# Task description:
If a line of the records contains the word "kind", list it.

(Extracted records)
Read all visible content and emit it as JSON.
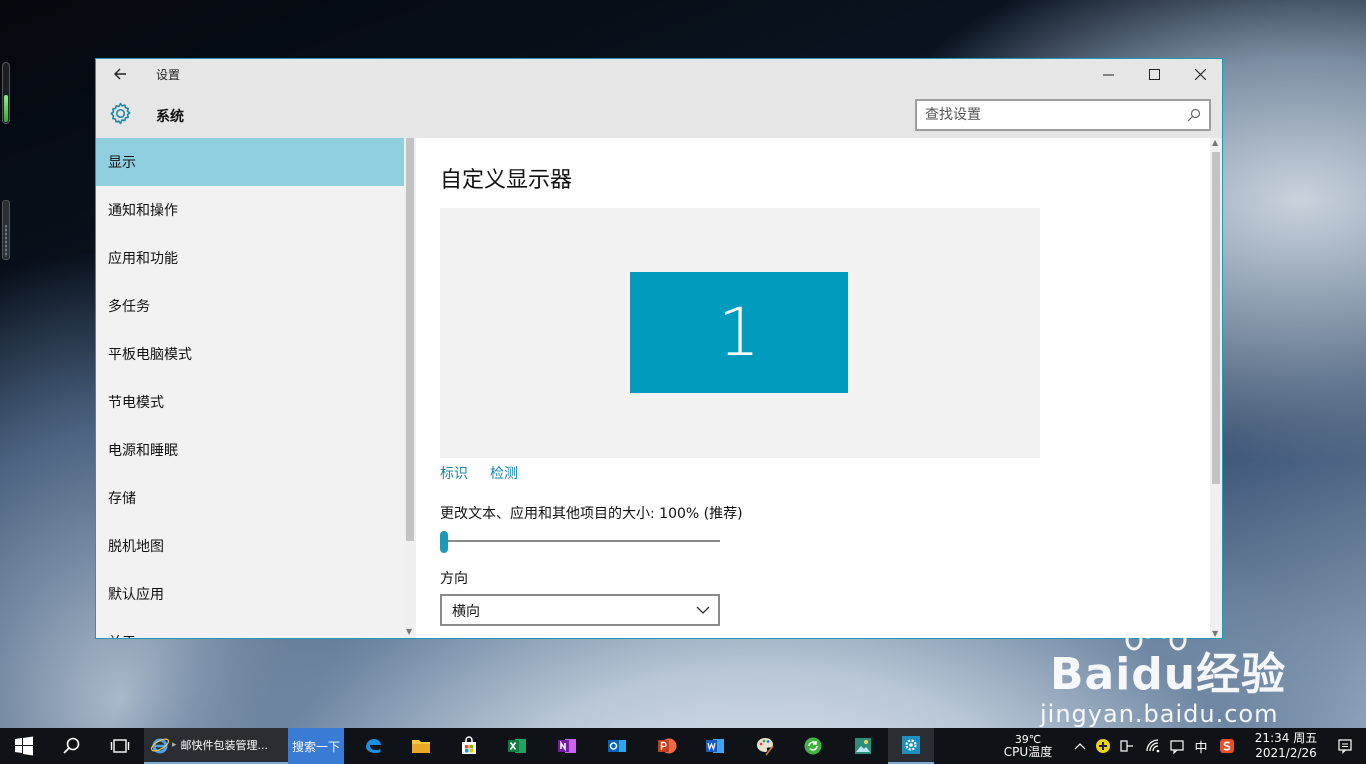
{
  "window": {
    "title": "设置",
    "section": "系统",
    "search_placeholder": "查找设置"
  },
  "sidebar": {
    "items": [
      {
        "label": "显示",
        "active": true
      },
      {
        "label": "通知和操作"
      },
      {
        "label": "应用和功能"
      },
      {
        "label": "多任务"
      },
      {
        "label": "平板电脑模式"
      },
      {
        "label": "节电模式"
      },
      {
        "label": "电源和睡眠"
      },
      {
        "label": "存储"
      },
      {
        "label": "脱机地图"
      },
      {
        "label": "默认应用"
      },
      {
        "label": "关于"
      }
    ]
  },
  "main": {
    "title": "自定义显示器",
    "monitor_number": "1",
    "identify_link": "标识",
    "detect_link": "检测",
    "scale_label": "更改文本、应用和其他项目的大小: 100% (推荐)",
    "scale_slider_fraction": 0,
    "orientation_label": "方向",
    "orientation_value": "横向"
  },
  "watermark": {
    "brand": "Baidu经验",
    "url": "jingyan.baidu.com"
  },
  "taskbar": {
    "ie_task_label": "邮快件包装管理...",
    "search_button": "搜索一下",
    "temperature": "39℃",
    "temperature_label": "CPU温度",
    "ime": "中",
    "time": "21:34 周五",
    "date": "2021/2/26"
  },
  "colors": {
    "accent": "#009bbd",
    "active_nav": "#8fcfdf",
    "link": "#1a86a8",
    "taskbar": "#0f1216"
  }
}
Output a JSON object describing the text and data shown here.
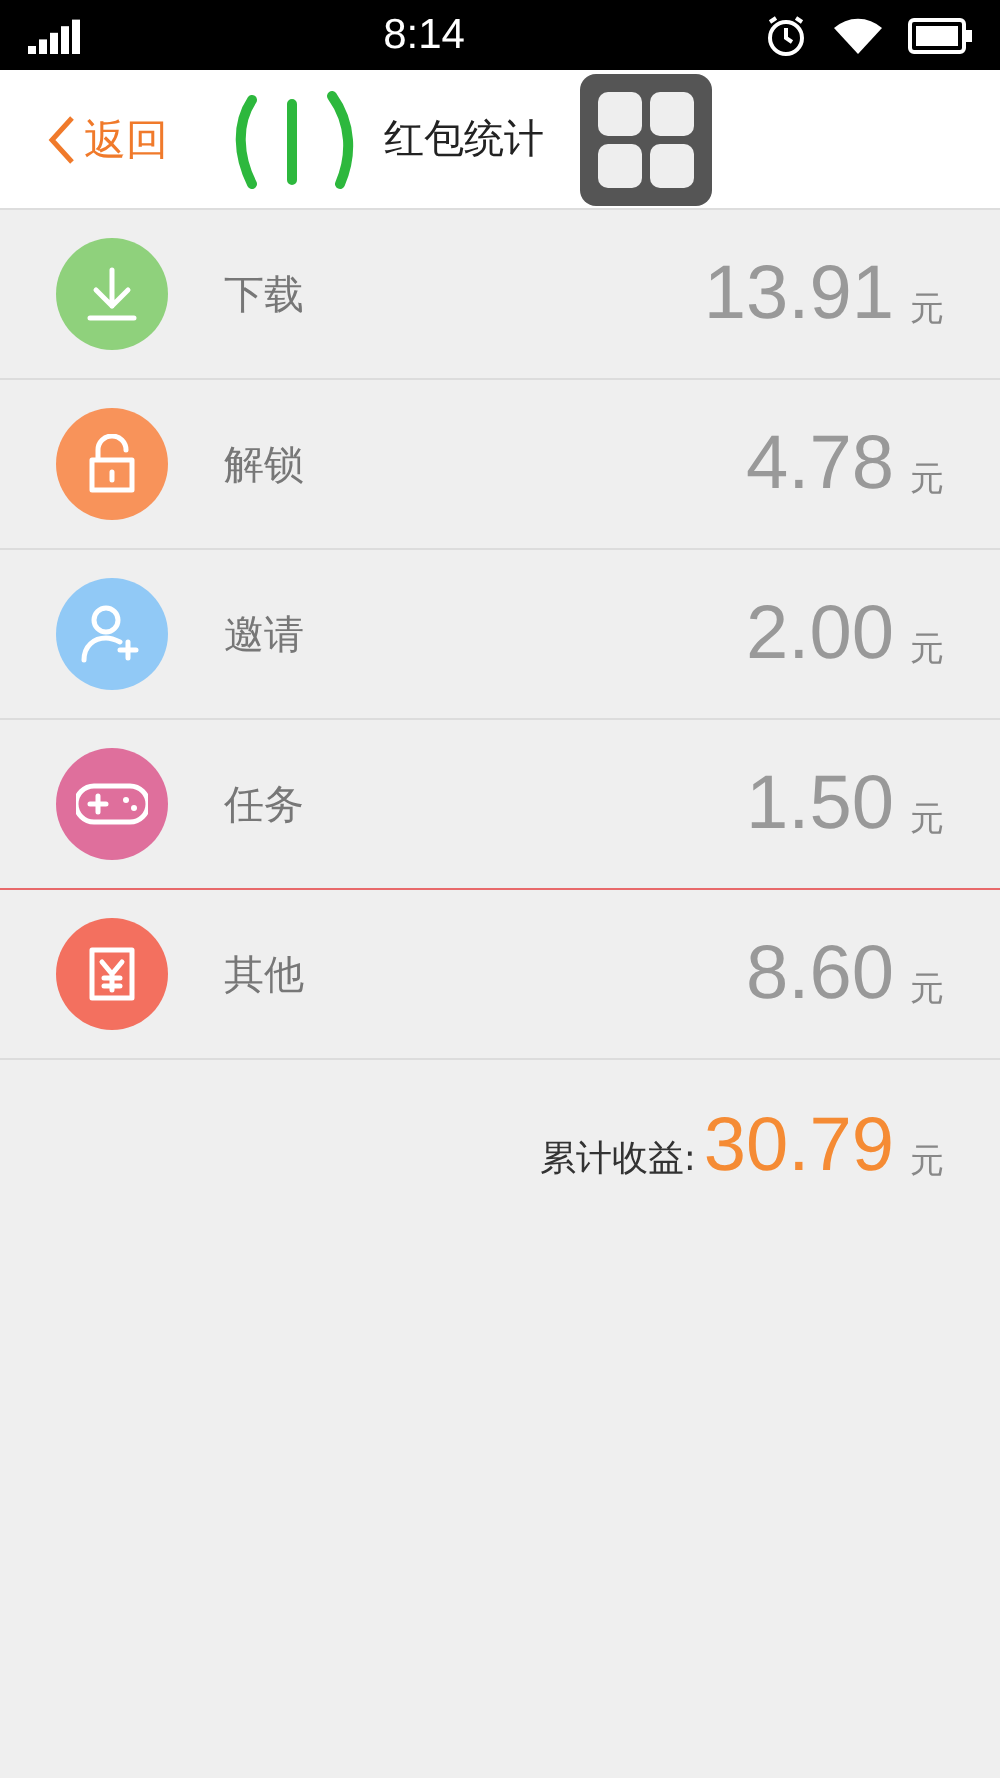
{
  "status_bar": {
    "time": "8:14"
  },
  "header": {
    "back": "返回",
    "title": "红包统计"
  },
  "rows": [
    {
      "kind": "download",
      "label": "下载",
      "amount": "13.91",
      "unit": "元",
      "color": "#8fd17c",
      "selected": false
    },
    {
      "kind": "unlock",
      "label": "解锁",
      "amount": "4.78",
      "unit": "元",
      "color": "#f8935a",
      "selected": false
    },
    {
      "kind": "invite",
      "label": "邀请",
      "amount": "2.00",
      "unit": "元",
      "color": "#91c9f6",
      "selected": false
    },
    {
      "kind": "game",
      "label": "任务",
      "amount": "1.50",
      "unit": "元",
      "color": "#df6f9c",
      "selected": true
    },
    {
      "kind": "other",
      "label": "其他",
      "amount": "8.60",
      "unit": "元",
      "color": "#f3705f",
      "selected": false
    }
  ],
  "total": {
    "label": "累计收益:",
    "amount": "30.79",
    "unit": "元"
  }
}
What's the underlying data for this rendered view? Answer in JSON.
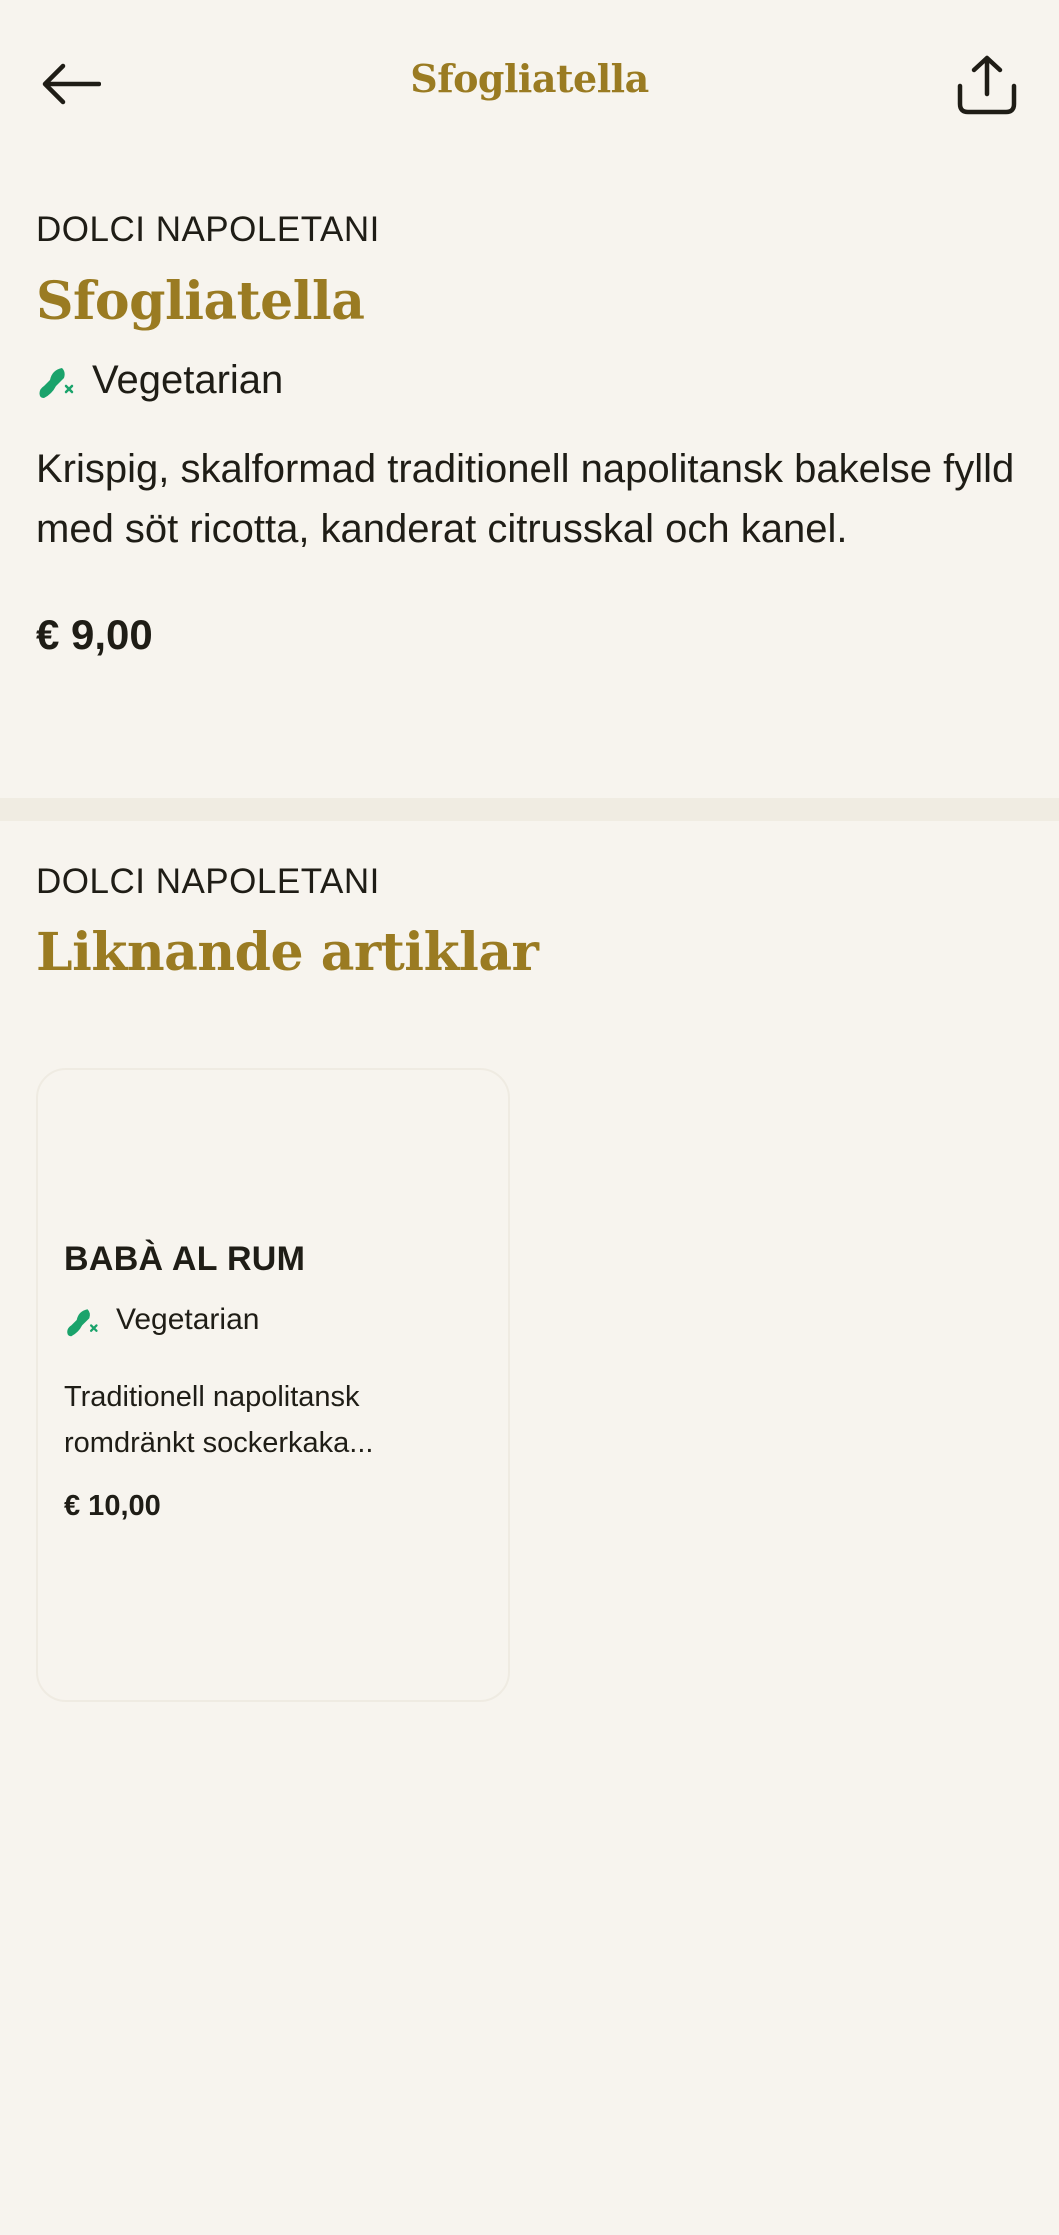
{
  "header": {
    "title": "Sfogliatella",
    "back_icon": "arrow-left-icon",
    "share_icon": "share-icon"
  },
  "item": {
    "category": "DOLCI NAPOLETANI",
    "title": "Sfogliatella",
    "diet": "Vegetarian",
    "diet_icon": "vegetarian-icon",
    "description": "Krispig, skalformad traditionell napolitansk bakelse fylld med söt ricotta, kanderat citrusskal och kanel.",
    "price": "€ 9,00"
  },
  "similar": {
    "category": "DOLCI NAPOLETANI",
    "title": "Liknande artiklar",
    "cards": [
      {
        "name": "BABÀ AL RUM",
        "diet": "Vegetarian",
        "description": "Traditionell napolitansk romdränkt sockerkaka...",
        "price": "€ 10,00"
      }
    ]
  },
  "colors": {
    "background": "#f7f4ee",
    "accent_gold": "#9a7b22",
    "text": "#1f1d16",
    "diet_green": "#1aa36b"
  }
}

# The completed task:
      "kind": "download",
      "kind": "unlock",
      "kind": "invite",
      "kind": "game",
      "kind": "other",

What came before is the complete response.